A range of teacher professional learning programs will be developed to accompany the Biodiversity of the Western Volcanic Plains online outreach...
Eastern Banjo Frog
Breeding season: spring to early autumn. Females lay up to 4000 pigmented eggs enclosed in a white frothy floating foam raft hidden amongst aquatic vegetation.
Frog - Southern Frog
|Other Common Names||
Adults have a large oval tibial gland and a narrow elongate skin gland on the upper jaw. Short and rounded snout and indistinct tympanum.
Carnivore. Adults feed on invertebrates.
Friable loamy or sandy soils in which to burrow. Often found in dug up gardens.
Native to Australia
The identifying call is a short musical banjo-like "plonk" or "bonk".
Distribution maps indicate current and historic locations where species have been sighted.

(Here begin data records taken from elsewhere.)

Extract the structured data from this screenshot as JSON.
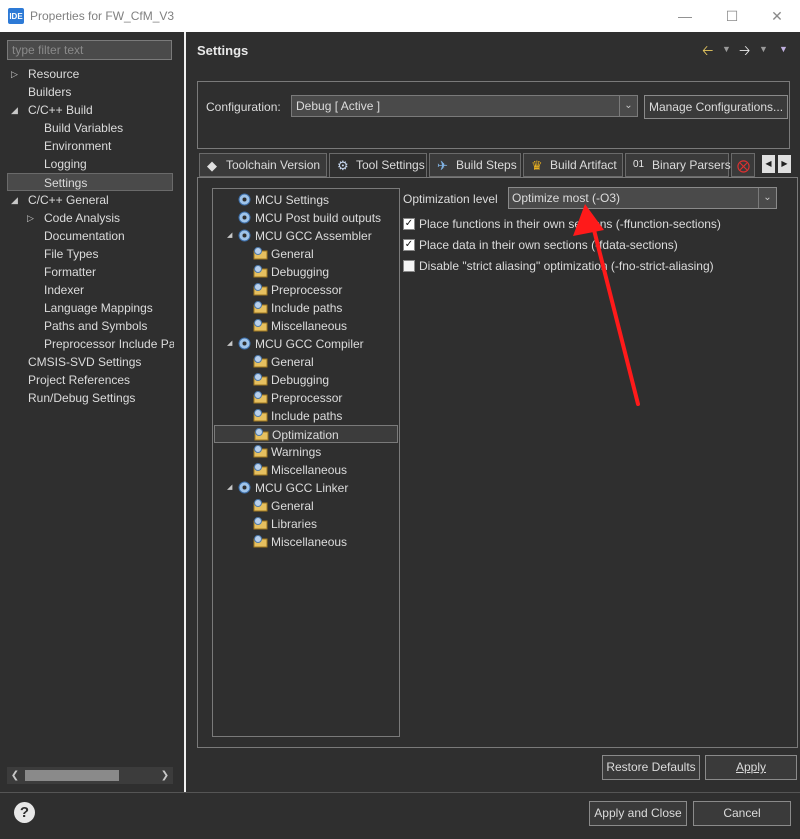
{
  "window": {
    "app_icon": "IDE",
    "title": "Properties for FW_CfM_V3",
    "minimize_icon": "minimize-icon",
    "maximize_icon": "maximize-icon",
    "close_icon": "close-icon"
  },
  "sidebar": {
    "filter_placeholder": "type filter text",
    "items": [
      {
        "label": "Resource",
        "expand": "collapsed"
      },
      {
        "label": "Builders"
      },
      {
        "label": "C/C++ Build",
        "expand": "expanded"
      },
      {
        "label": "Build Variables"
      },
      {
        "label": "Environment"
      },
      {
        "label": "Logging"
      },
      {
        "label": "Settings",
        "selected": true
      },
      {
        "label": "C/C++ General",
        "expand": "expanded"
      },
      {
        "label": "Code Analysis",
        "expand": "collapsed"
      },
      {
        "label": "Documentation"
      },
      {
        "label": "File Types"
      },
      {
        "label": "Formatter"
      },
      {
        "label": "Indexer"
      },
      {
        "label": "Language Mappings"
      },
      {
        "label": "Paths and Symbols"
      },
      {
        "label": "Preprocessor Include Pat"
      },
      {
        "label": "CMSIS-SVD Settings"
      },
      {
        "label": "Project References"
      },
      {
        "label": "Run/Debug Settings"
      }
    ]
  },
  "main": {
    "title": "Settings",
    "configuration_label": "Configuration:",
    "configuration_value": "Debug  [ Active ]",
    "manage_button": "Manage Configurations...",
    "tabs": [
      {
        "label": "Toolchain  Version",
        "icon": "chip-icon"
      },
      {
        "label": "Tool Settings",
        "icon": "gear-icon",
        "active": true
      },
      {
        "label": "Build Steps",
        "icon": "steps-icon"
      },
      {
        "label": "Build Artifact",
        "icon": "trophy-icon"
      },
      {
        "label": "Binary Parsers",
        "icon": "binary-icon"
      }
    ],
    "tool_tree": [
      {
        "label": "MCU Settings"
      },
      {
        "label": "MCU Post build outputs"
      },
      {
        "label": "MCU GCC Assembler",
        "expand": "expanded"
      },
      {
        "label": "General"
      },
      {
        "label": "Debugging"
      },
      {
        "label": "Preprocessor"
      },
      {
        "label": "Include paths"
      },
      {
        "label": "Miscellaneous"
      },
      {
        "label": "MCU GCC Compiler",
        "expand": "expanded"
      },
      {
        "label": "General"
      },
      {
        "label": "Debugging"
      },
      {
        "label": "Preprocessor"
      },
      {
        "label": "Include paths"
      },
      {
        "label": "Optimization",
        "selected": true
      },
      {
        "label": "Warnings"
      },
      {
        "label": "Miscellaneous"
      },
      {
        "label": "MCU GCC Linker",
        "expand": "expanded"
      },
      {
        "label": "General"
      },
      {
        "label": "Libraries"
      },
      {
        "label": "Miscellaneous"
      }
    ],
    "optimization_label": "Optimization level",
    "optimization_value": "Optimize most (-O3)",
    "options": [
      {
        "label": "Place functions in their own sections (-ffunction-sections)",
        "checked": true
      },
      {
        "label": "Place data in their own sections (-fdata-sections)",
        "checked": true
      },
      {
        "label": "Disable \"strict aliasing\" optimization (-fno-strict-aliasing)",
        "checked": false
      }
    ],
    "restore_defaults": "Restore Defaults",
    "apply": "Apply"
  },
  "footer": {
    "help_icon": "?",
    "apply_and_close": "Apply and Close",
    "cancel": "Cancel"
  },
  "colors": {
    "background": "#2f2f2f",
    "annotation_arrow": "#ff1a1a",
    "title_bar": "#ffffff"
  }
}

Source: Atlas of Living Australia
|DEPI Advisory List||
The conservation status of species is listed within Victoria and Australia.

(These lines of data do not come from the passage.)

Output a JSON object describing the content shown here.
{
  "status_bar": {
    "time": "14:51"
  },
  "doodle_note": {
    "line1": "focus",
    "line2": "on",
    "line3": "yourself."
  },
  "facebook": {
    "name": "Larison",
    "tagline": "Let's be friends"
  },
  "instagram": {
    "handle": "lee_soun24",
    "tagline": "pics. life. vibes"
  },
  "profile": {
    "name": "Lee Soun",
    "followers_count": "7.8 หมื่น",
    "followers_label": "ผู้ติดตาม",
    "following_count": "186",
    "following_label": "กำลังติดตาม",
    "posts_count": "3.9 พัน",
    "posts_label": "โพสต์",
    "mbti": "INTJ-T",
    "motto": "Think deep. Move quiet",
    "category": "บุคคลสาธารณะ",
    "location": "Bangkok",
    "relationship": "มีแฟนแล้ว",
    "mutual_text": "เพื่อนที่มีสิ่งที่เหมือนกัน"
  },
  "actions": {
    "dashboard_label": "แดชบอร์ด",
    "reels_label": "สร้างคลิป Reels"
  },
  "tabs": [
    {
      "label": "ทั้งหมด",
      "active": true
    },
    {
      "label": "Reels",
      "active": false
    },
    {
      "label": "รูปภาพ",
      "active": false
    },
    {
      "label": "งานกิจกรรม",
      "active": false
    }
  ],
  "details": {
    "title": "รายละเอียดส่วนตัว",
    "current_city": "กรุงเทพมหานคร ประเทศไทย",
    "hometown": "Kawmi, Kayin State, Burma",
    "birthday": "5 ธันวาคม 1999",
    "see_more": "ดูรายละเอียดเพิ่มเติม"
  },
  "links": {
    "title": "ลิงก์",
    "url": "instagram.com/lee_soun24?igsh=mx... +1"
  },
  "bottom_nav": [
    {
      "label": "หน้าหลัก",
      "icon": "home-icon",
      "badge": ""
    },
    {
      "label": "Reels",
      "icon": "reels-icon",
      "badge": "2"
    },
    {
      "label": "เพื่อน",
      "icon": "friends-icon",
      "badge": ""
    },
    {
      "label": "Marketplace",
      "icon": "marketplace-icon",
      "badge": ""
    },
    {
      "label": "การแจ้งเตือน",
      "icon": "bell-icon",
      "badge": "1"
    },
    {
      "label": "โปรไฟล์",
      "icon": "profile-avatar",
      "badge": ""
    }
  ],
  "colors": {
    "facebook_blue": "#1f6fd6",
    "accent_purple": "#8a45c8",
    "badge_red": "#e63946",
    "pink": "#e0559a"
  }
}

The Department of Environment and Primary Industry (DEPI) Advisory List consists of non-statutory advisory lists of rare or threatened flora and fauna within Victoria.
The Flora and Fauna Guarantee Act 1988 (FFG Act) lists threatened species in Victoria. Under the Act, an Action Statement is produced for each listed species.
The Environment Protection and Biodiversity Conservation Act 1999 (EPBC Act) is the Australian Government’s key piece of environmental legislation, listing nationally threatened native species and ecological communities.